Travelling in space is apparently relatively safe, at least when compared to the dangers found here on Earth. Roberta Bondar discovered this when she went on a photography expedition in Libya just as the war in Iraq was beginning.
For one thing, there were the assault rifles hidden under the seats of the armoured Toyota SUVs she was travelling in. The six bodyguards who accompanied her -- a gift from one of Moammar Gadhafi's sons -- tried gallantly to keep the guns out of sight, but scientists are trained to note details, especially hair-raising ones. The bodyguards, says Bondar, "did an excellent job."
They certainly brought her, and her photos, back in one piece. Those pictures -- undulating dunes in the Ubari Sand Sea, the great Roman ruins of Leptis Magna and Sabratha -- are on display now at Hoopers Gallery in east London. The crisp, classical prints seem slightly incongruous in super-trendy Clerkenwell, where grime and self-conscious irony are more often the order of the day.
Being a potential target isn't something new to Bondar. As Canada's first woman astronaut, and since then a noted photographer, she has a high-profile name and takes suitable precautions while travelling in danger zones. (Although, she laughs, "People think I'm rich and famous, but I'm only famous.") When she visited Libya in 2003, the country still had not opened up to Westerners the way it has in the past year, and drug-traffickers presented a serious problem. Just before she arrived, a dozen Western tourists were kidnapped there.
Smugglers, as it turned out, were the least of her problems: It was the sand that was the real menace. One night, a sandstorm sprang up, and Bondar tried to capture it on video, but could barely keep the camera still. Her other equipment -- a panorama and an architectural camera -- she kept in waterproof bags. Her tent, which was lashed to an SUV, was sealed tight but still the sand seeped in. It got inside her headscarf, her mouth, her eyes.
"It was like millions of needles searing the skin," she says. "But I'd look up at the sky and the amazing thing was you could still see the stars."
It was in that sky, of course, that her life was changed, and a certain aesthetic born. She came back from her 1992 trip on the shuttle Discovery not only with a missionary zeal about documenting the Earth's fragility, but also the planet's extraordinary colours.
"When I looked away from Earth and into the black and white of space, it was a very dead light. The stars don't twinkle. It's old light. It's impenetrable. I decided when I came back I wanted to somehow share this sense of awe I had about looking at the incredible colours the human eye is able to see," she said.
The colour prints in her London show do have an otherworldly feel. It may just be projecting, given what we know about Bondar's life history, but the orange-red dunes of the Ubari Sand Sea do look like they belong on the cover of a sci-fi novel. All they need is for Frank Frazetta to draw in some iron-thighed alien warrior babe.
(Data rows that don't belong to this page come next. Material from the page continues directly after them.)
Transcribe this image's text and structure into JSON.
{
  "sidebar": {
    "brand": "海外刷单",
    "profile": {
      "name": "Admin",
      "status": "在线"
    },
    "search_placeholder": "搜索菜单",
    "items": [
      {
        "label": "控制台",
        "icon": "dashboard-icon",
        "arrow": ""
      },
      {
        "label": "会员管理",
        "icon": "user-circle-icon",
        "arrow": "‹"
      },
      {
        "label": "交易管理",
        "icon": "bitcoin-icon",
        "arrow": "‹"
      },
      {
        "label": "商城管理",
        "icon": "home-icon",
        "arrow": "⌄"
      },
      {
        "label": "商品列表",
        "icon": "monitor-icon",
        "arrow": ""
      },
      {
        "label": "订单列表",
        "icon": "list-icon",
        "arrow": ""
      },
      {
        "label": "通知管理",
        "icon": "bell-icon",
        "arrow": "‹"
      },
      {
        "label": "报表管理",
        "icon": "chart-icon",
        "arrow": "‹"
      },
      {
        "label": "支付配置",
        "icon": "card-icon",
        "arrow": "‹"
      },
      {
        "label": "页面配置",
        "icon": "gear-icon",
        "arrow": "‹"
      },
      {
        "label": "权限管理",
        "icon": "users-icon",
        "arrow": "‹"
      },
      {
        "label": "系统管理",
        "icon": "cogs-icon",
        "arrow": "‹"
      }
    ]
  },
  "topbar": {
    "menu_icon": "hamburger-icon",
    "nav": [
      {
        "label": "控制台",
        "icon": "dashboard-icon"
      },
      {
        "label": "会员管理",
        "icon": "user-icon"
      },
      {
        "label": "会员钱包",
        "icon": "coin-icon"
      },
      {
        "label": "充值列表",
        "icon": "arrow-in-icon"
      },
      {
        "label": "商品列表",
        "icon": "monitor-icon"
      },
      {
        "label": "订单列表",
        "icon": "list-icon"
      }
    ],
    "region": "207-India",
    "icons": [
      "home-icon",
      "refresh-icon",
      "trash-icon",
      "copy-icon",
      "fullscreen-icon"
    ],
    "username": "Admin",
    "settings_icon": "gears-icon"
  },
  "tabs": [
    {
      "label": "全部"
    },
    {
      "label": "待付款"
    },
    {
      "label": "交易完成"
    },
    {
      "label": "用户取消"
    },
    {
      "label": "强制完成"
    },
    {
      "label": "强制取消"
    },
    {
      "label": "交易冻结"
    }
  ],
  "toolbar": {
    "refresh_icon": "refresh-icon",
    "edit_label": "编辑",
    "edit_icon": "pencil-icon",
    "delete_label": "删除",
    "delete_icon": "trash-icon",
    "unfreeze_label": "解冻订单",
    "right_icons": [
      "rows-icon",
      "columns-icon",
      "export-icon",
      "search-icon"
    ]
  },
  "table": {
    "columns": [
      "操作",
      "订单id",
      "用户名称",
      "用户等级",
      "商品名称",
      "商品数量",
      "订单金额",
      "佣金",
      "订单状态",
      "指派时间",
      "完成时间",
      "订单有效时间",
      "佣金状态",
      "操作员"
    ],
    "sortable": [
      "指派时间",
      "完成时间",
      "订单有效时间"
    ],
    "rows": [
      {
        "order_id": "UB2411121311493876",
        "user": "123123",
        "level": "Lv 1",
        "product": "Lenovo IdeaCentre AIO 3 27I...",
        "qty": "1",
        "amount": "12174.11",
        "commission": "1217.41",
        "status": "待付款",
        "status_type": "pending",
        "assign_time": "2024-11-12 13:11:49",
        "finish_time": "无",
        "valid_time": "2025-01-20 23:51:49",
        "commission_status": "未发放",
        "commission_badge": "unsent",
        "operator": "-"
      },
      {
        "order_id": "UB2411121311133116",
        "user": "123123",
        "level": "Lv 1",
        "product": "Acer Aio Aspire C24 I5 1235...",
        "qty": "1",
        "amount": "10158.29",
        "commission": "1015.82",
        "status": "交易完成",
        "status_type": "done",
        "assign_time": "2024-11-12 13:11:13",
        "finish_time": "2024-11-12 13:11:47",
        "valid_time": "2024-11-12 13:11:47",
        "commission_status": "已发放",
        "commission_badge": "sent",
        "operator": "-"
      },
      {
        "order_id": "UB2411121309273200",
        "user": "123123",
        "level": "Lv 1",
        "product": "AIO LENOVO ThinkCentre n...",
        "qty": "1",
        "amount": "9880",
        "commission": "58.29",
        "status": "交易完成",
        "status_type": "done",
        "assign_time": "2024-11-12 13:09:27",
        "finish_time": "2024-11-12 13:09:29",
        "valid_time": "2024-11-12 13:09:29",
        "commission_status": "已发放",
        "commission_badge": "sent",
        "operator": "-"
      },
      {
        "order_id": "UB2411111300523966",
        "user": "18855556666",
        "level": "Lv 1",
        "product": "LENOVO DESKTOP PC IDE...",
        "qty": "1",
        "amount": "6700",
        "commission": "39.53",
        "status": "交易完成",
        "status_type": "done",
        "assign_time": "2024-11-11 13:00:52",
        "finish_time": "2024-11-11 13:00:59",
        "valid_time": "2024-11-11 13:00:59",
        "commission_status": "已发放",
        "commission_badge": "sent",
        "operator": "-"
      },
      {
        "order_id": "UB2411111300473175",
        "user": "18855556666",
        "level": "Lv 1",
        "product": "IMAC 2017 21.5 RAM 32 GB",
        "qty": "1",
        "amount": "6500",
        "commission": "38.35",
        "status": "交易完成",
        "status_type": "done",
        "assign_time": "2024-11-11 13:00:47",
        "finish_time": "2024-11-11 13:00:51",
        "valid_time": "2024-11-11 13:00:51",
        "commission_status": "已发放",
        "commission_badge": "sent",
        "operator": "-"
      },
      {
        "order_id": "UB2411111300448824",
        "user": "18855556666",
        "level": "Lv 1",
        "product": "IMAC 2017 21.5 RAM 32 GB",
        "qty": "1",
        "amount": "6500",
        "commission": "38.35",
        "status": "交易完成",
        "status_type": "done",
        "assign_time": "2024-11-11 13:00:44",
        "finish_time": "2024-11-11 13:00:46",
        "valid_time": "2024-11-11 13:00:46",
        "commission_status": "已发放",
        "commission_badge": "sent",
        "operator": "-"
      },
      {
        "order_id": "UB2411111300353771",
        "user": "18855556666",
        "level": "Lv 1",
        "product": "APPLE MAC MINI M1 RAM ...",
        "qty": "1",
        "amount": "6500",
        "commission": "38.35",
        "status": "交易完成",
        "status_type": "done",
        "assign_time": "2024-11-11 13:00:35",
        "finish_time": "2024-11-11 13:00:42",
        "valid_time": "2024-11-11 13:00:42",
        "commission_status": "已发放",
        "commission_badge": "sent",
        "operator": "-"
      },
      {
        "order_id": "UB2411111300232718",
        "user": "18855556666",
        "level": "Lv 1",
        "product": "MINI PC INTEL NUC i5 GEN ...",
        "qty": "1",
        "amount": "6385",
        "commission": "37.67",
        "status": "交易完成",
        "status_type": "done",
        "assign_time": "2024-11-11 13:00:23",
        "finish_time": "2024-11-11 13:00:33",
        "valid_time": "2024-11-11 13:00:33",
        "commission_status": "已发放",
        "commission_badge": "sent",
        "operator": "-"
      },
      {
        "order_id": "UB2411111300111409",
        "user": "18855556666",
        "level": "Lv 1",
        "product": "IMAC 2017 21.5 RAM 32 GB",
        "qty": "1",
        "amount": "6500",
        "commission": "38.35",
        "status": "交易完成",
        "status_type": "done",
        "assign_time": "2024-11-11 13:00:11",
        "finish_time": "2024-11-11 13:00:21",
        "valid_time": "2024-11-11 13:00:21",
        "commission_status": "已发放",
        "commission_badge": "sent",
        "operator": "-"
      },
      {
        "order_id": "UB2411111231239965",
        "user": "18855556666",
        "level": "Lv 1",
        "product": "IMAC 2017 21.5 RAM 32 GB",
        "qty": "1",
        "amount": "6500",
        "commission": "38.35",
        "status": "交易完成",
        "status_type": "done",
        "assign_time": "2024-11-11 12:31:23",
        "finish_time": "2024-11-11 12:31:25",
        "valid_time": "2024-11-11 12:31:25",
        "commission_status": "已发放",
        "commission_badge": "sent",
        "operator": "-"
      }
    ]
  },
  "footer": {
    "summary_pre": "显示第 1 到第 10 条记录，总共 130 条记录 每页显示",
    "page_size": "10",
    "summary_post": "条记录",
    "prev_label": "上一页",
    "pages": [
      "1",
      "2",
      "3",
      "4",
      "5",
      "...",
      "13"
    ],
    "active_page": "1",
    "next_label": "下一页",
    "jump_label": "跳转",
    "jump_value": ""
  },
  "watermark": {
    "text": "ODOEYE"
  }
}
Bondar is drawn to deserts. She has just returned from photographing California's Death Valley, where unusual amounts of rainfall have created carpets of flowers and an unprecedented river of visitors. For a girl who grew up dreaming about outer space, is the desert such a leap? There's all that emptiness, that aridity, the lack of human mess.
When she was preparing for the photography show, Bondar showed Helen Esmonde, the gallery's co-director, a picture of herself as a child; in it, she was standing next to a miniature rocket ship she'd built. On Discovery, Bondar was taking pictures out of the portholes, and when she touched ground again, she turned her eye to natural landscapes, and also the ruins of ancient civilizations. Says Esmonde, "There are very few people who would epitomize better the fusion of ancient and modern, art and science."
Now, Bondar sees herself in the tradition of other astronauts, like deep-sea diver Scott Carpenter, who returned to Earth but continued to explore. The only catch is that, at 59, she is constantly looking for corporate sponsors to finance her photographic trips. She receives no pension and had to mortgage her house to finance her millennium project of shooting Canada's national parks, which became the book Passionate Vision. Still, you get the sense that the woman with the camera has a mission that life in the private sector just wouldn't fulfill.
Ask her if she feels there is life besides ours in the universe, and she says without hesitation, "Absolutely there is." It is impossible to believe otherwise, she says, a view that was cemented during her voyage in "the tin can."
"We're egocentric life forms, feeling that this is the cradle of civilization, when just statistically speaking there have to be other systems out there. I mean, there are kajillions of billions of stars -- why wouldn't there be other life forms?"